#### [What you should do]
The entries that follow need to be printed exactly as they are, minus any pictures.

*** Opening of Recorded data ***

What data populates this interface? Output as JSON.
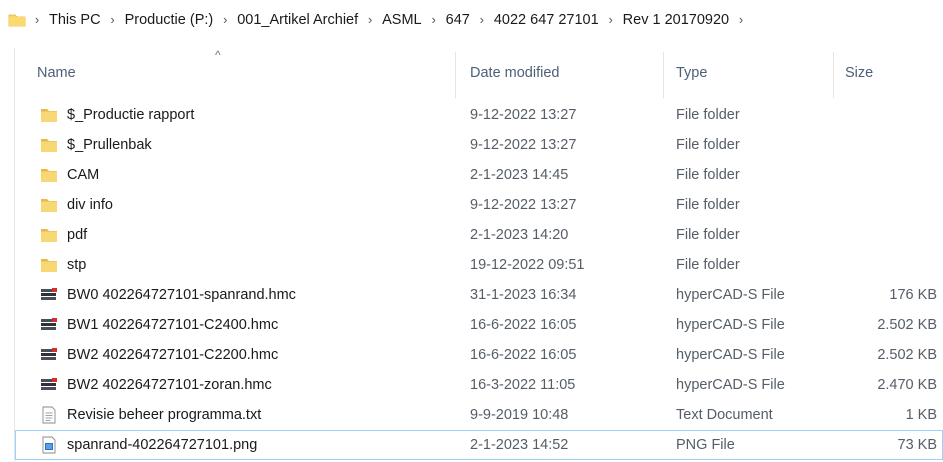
{
  "address_bar": {
    "crumbs": [
      "This PC",
      "Productie (P:)",
      "001_Artikel Archief",
      "ASML",
      "647",
      "4022 647 27101",
      "Rev 1 20170920"
    ]
  },
  "columns": {
    "name": "Name",
    "date": "Date modified",
    "type": "Type",
    "size": "Size"
  },
  "files": [
    {
      "name": "$_Productie rapport",
      "date": "9-12-2022 13:27",
      "type": "File folder",
      "size": "",
      "icon": "folder-icon"
    },
    {
      "name": "$_Prullenbak",
      "date": "9-12-2022 13:27",
      "type": "File folder",
      "size": "",
      "icon": "folder-icon"
    },
    {
      "name": "CAM",
      "date": "2-1-2023 14:45",
      "type": "File folder",
      "size": "",
      "icon": "folder-icon"
    },
    {
      "name": "div info",
      "date": "9-12-2022 13:27",
      "type": "File folder",
      "size": "",
      "icon": "folder-icon"
    },
    {
      "name": "pdf",
      "date": "2-1-2023 14:20",
      "type": "File folder",
      "size": "",
      "icon": "folder-icon"
    },
    {
      "name": "stp",
      "date": "19-12-2022 09:51",
      "type": "File folder",
      "size": "",
      "icon": "folder-icon"
    },
    {
      "name": "BW0 402264727101-spanrand.hmc",
      "date": "31-1-2023 16:34",
      "type": "hyperCAD-S File",
      "size": "176 KB",
      "icon": "hypercad-file-icon"
    },
    {
      "name": "BW1 402264727101-C2400.hmc",
      "date": "16-6-2022 16:05",
      "type": "hyperCAD-S File",
      "size": "2.502 KB",
      "icon": "hypercad-file-icon"
    },
    {
      "name": "BW2 402264727101-C2200.hmc",
      "date": "16-6-2022 16:05",
      "type": "hyperCAD-S File",
      "size": "2.502 KB",
      "icon": "hypercad-file-icon"
    },
    {
      "name": "BW2 402264727101-zoran.hmc",
      "date": "16-3-2022 11:05",
      "type": "hyperCAD-S File",
      "size": "2.470 KB",
      "icon": "hypercad-file-icon"
    },
    {
      "name": "Revisie beheer programma.txt",
      "date": "9-9-2019 10:48",
      "type": "Text Document",
      "size": "1 KB",
      "icon": "text-file-icon"
    },
    {
      "name": "spanrand-402264727101.png",
      "date": "2-1-2023 14:52",
      "type": "PNG File",
      "size": "73 KB",
      "icon": "png-file-icon",
      "selected": true
    }
  ],
  "colors": {
    "folder": "#f8d775",
    "folder_dark": "#e8b84a",
    "header_text": "#4c607a",
    "selection_border": "#99d1ff"
  }
}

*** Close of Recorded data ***

#### [Solution to the problem]
What data populates this interface? Output as JSON.
{
  "address_bar": {
    "crumbs": [
      "This PC",
      "Productie (P:)",
      "001_Artikel Archief",
      "ASML",
      "647",
      "4022 647 27101",
      "Rev 1 20170920"
    ]
  },
  "columns": {
    "name": "Name",
    "date": "Date modified",
    "type": "Type",
    "size": "Size"
  },
  "files": [
    {
      "name": "$_Productie rapport",
      "date": "9-12-2022 13:27",
      "type": "File folder",
      "size": "",
      "icon": "folder-icon"
    },
    {
      "name": "$_Prullenbak",
      "date": "9-12-2022 13:27",
      "type": "File folder",
      "size": "",
      "icon": "folder-icon"
    },
    {
      "name": "CAM",
      "date": "2-1-2023 14:45",
      "type": "File folder",
      "size": "",
      "icon": "folder-icon"
    },
    {
      "name": "div info",
      "date": "9-12-2022 13:27",
      "type": "File folder",
      "size": "",
      "icon": "folder-icon"
    },
    {
      "name": "pdf",
      "date": "2-1-2023 14:20",
      "type": "File folder",
      "size": "",
      "icon": "folder-icon"
    },
    {
      "name": "stp",
      "date": "19-12-2022 09:51",
      "type": "File folder",
      "size": "",
      "icon": "folder-icon"
    },
    {
      "name": "BW0 402264727101-spanrand.hmc",
      "date": "31-1-2023 16:34",
      "type": "hyperCAD-S File",
      "size": "176 KB",
      "icon": "hypercad-file-icon"
    },
    {
      "name": "BW1 402264727101-C2400.hmc",
      "date": "16-6-2022 16:05",
      "type": "hyperCAD-S File",
      "size": "2.502 KB",
      "icon": "hypercad-file-icon"
    },
    {
      "name": "BW2 402264727101-C2200.hmc",
      "date": "16-6-2022 16:05",
      "type": "hyperCAD-S File",
      "size": "2.502 KB",
      "icon": "hypercad-file-icon"
    },
    {
      "name": "BW2 402264727101-zoran.hmc",
      "date": "16-3-2022 11:05",
      "type": "hyperCAD-S File",
      "size": "2.470 KB",
      "icon": "hypercad-file-icon"
    },
    {
      "name": "Revisie beheer programma.txt",
      "date": "9-9-2019 10:48",
      "type": "Text Document",
      "size": "1 KB",
      "icon": "text-file-icon"
    },
    {
      "name": "spanrand-402264727101.png",
      "date": "2-1-2023 14:52",
      "type": "PNG File",
      "size": "73 KB",
      "icon": "png-file-icon",
      "selected": true
    }
  ],
  "colors": {
    "folder": "#f8d775",
    "folder_dark": "#e8b84a",
    "header_text": "#4c607a",
    "selection_border": "#99d1ff"
  }
}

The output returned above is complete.